3 Steps for Successful Concrete Floor Joint Maintenance
Legendary UCLA basketball coach John Wooden knew a thing or two about success. He also knew how important small things are to the big picture. “It’s the little details that are vital,” Wooden once said. “Little things make big things happen.” That rings true for a variety of things in life; concrete floors are no different. The seemingly smallest details in your concrete floor can have a big impact when it comes to its expected lifespan.
One of those important details is the concrete floor joint. These joints should be designed to withstand the abuse of forklift traffic, improve floor durability and reduce future repair costs. Joints with proper attention to detail are supposed to be durable, but there’s always the potential for deterioration over time. So what do you do about it? You familiarize yourself with common defects, conduct thorough inspections and implement a proper maintenance program.
1. Get to Know Common Joint Conditions That Require Repair
If you’re going to remember one thing about concrete floor joint deficiencies, it’s this: the most common floor joint maintenance need is with the fillers. These fillers keep your joints protected and the surface even, thus providing smoother load transfer and a more durable floor. In some cases, joint filler deficiencies are covered under the installer’s warranty for the first year if maintained by the owner, but it’s important to keep them in mind for the life of the floor. Here are a couple typical conditions that may require repair:
- Joint filler separation – A separation void in the joint filler that’s the width of a credit card or greater.
- Joint fillers collapse – Complete adhesion loss between the filler and the joint edge, which exposes joint edges to impact.
Of course, knowing about these conditions and putting that knowledge into practice are two different things. If you want to ensure you catch them before they cause damage, you’ll need to routinely inspect them.
2. Inspect Your Joints on a Regular Basis
Obviously, you need regular inspections to ensure joint defects and deterioration don’t surprise you, but how often should you perform them? The frequency in which you should monitor your joints actually depends largely on material handling vehicle traffic, frequency of traffic and a key environmental factor of temperature or change in temperature..
- For heavily trafficked floors, joints in unregulated temperature areas, you should monitor/inspect them monthly.
- For heavily trafficked floors, joints in temperature-regulated areas, you should monitor/inspect them quarterly.
You should also know most common locations for joint problems. They’re most prevalent near loading dock areas, doorways and primary traffic aisles. Keep that in mind as you perform your inspections.
3. Develop a Joint Maintenance Program

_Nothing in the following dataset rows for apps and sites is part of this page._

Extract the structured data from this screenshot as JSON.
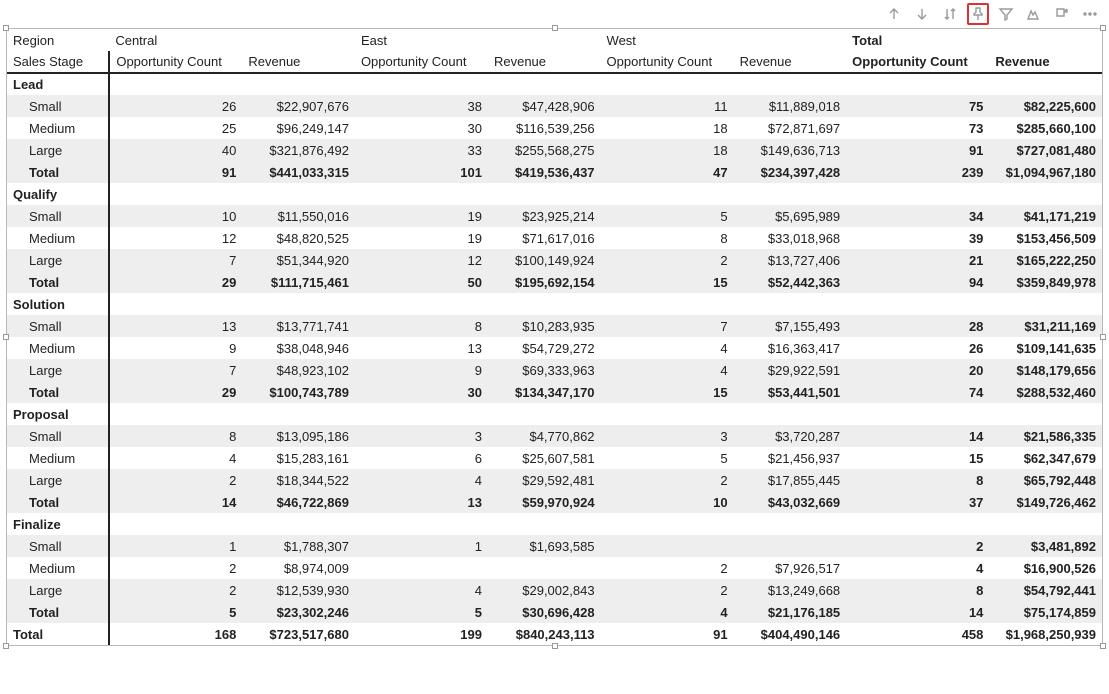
{
  "toolbar": {
    "icons": [
      "up",
      "down",
      "sort",
      "pin",
      "filter",
      "focus",
      "export",
      "more"
    ]
  },
  "headers": {
    "region_label": "Region",
    "sales_stage_label": "Sales Stage",
    "oc_label": "Opportunity Count",
    "rev_label": "Revenue",
    "regions": [
      "Central",
      "East",
      "West",
      "Total"
    ]
  },
  "stages": [
    {
      "name": "Lead",
      "rows": [
        {
          "label": "Small",
          "cells": [
            "26",
            "$22,907,676",
            "38",
            "$47,428,906",
            "11",
            "$11,889,018",
            "75",
            "$82,225,600"
          ]
        },
        {
          "label": "Medium",
          "cells": [
            "25",
            "$96,249,147",
            "30",
            "$116,539,256",
            "18",
            "$72,871,697",
            "73",
            "$285,660,100"
          ]
        },
        {
          "label": "Large",
          "cells": [
            "40",
            "$321,876,492",
            "33",
            "$255,568,275",
            "18",
            "$149,636,713",
            "91",
            "$727,081,480"
          ]
        }
      ],
      "subtotal": {
        "label": "Total",
        "cells": [
          "91",
          "$441,033,315",
          "101",
          "$419,536,437",
          "47",
          "$234,397,428",
          "239",
          "$1,094,967,180"
        ]
      }
    },
    {
      "name": "Qualify",
      "rows": [
        {
          "label": "Small",
          "cells": [
            "10",
            "$11,550,016",
            "19",
            "$23,925,214",
            "5",
            "$5,695,989",
            "34",
            "$41,171,219"
          ]
        },
        {
          "label": "Medium",
          "cells": [
            "12",
            "$48,820,525",
            "19",
            "$71,617,016",
            "8",
            "$33,018,968",
            "39",
            "$153,456,509"
          ]
        },
        {
          "label": "Large",
          "cells": [
            "7",
            "$51,344,920",
            "12",
            "$100,149,924",
            "2",
            "$13,727,406",
            "21",
            "$165,222,250"
          ]
        }
      ],
      "subtotal": {
        "label": "Total",
        "cells": [
          "29",
          "$111,715,461",
          "50",
          "$195,692,154",
          "15",
          "$52,442,363",
          "94",
          "$359,849,978"
        ]
      }
    },
    {
      "name": "Solution",
      "rows": [
        {
          "label": "Small",
          "cells": [
            "13",
            "$13,771,741",
            "8",
            "$10,283,935",
            "7",
            "$7,155,493",
            "28",
            "$31,211,169"
          ]
        },
        {
          "label": "Medium",
          "cells": [
            "9",
            "$38,048,946",
            "13",
            "$54,729,272",
            "4",
            "$16,363,417",
            "26",
            "$109,141,635"
          ]
        },
        {
          "label": "Large",
          "cells": [
            "7",
            "$48,923,102",
            "9",
            "$69,333,963",
            "4",
            "$29,922,591",
            "20",
            "$148,179,656"
          ]
        }
      ],
      "subtotal": {
        "label": "Total",
        "cells": [
          "29",
          "$100,743,789",
          "30",
          "$134,347,170",
          "15",
          "$53,441,501",
          "74",
          "$288,532,460"
        ]
      }
    },
    {
      "name": "Proposal",
      "rows": [
        {
          "label": "Small",
          "cells": [
            "8",
            "$13,095,186",
            "3",
            "$4,770,862",
            "3",
            "$3,720,287",
            "14",
            "$21,586,335"
          ]
        },
        {
          "label": "Medium",
          "cells": [
            "4",
            "$15,283,161",
            "6",
            "$25,607,581",
            "5",
            "$21,456,937",
            "15",
            "$62,347,679"
          ]
        },
        {
          "label": "Large",
          "cells": [
            "2",
            "$18,344,522",
            "4",
            "$29,592,481",
            "2",
            "$17,855,445",
            "8",
            "$65,792,448"
          ]
        }
      ],
      "subtotal": {
        "label": "Total",
        "cells": [
          "14",
          "$46,722,869",
          "13",
          "$59,970,924",
          "10",
          "$43,032,669",
          "37",
          "$149,726,462"
        ]
      }
    },
    {
      "name": "Finalize",
      "rows": [
        {
          "label": "Small",
          "cells": [
            "1",
            "$1,788,307",
            "1",
            "$1,693,585",
            "",
            "",
            "2",
            "$3,481,892"
          ]
        },
        {
          "label": "Medium",
          "cells": [
            "2",
            "$8,974,009",
            "",
            "",
            "2",
            "$7,926,517",
            "4",
            "$16,900,526"
          ]
        },
        {
          "label": "Large",
          "cells": [
            "2",
            "$12,539,930",
            "4",
            "$29,002,843",
            "2",
            "$13,249,668",
            "8",
            "$54,792,441"
          ]
        }
      ],
      "subtotal": {
        "label": "Total",
        "cells": [
          "5",
          "$23,302,246",
          "5",
          "$30,696,428",
          "4",
          "$21,176,185",
          "14",
          "$75,174,859"
        ]
      }
    }
  ],
  "grand_total": {
    "label": "Total",
    "cells": [
      "168",
      "$723,517,680",
      "199",
      "$840,243,113",
      "91",
      "$404,490,146",
      "458",
      "$1,968,250,939"
    ]
  }
}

After getting to know defects and scheduling inspections, you should come up with a plan for maintaining joints for the life of the facility. While there’s no one tried-and-true specific program for every facility, a consistent maintenance program is vital for keeping a small maintenance item from turning into a costly repair down the road. Some factors to think about when developing your maintenance program: age of the facility, floor design, construction factors, construction quality and current floor condition. It also helps if one person is in charge of the program, from inspections to maintenance.
Successful concrete floor joint maintenance is easier than you think. If you’ve hired a dependable concrete floor company, all you need is the knowledge, attention to detail and foresight to enjoy a durable concrete floor system for years to come.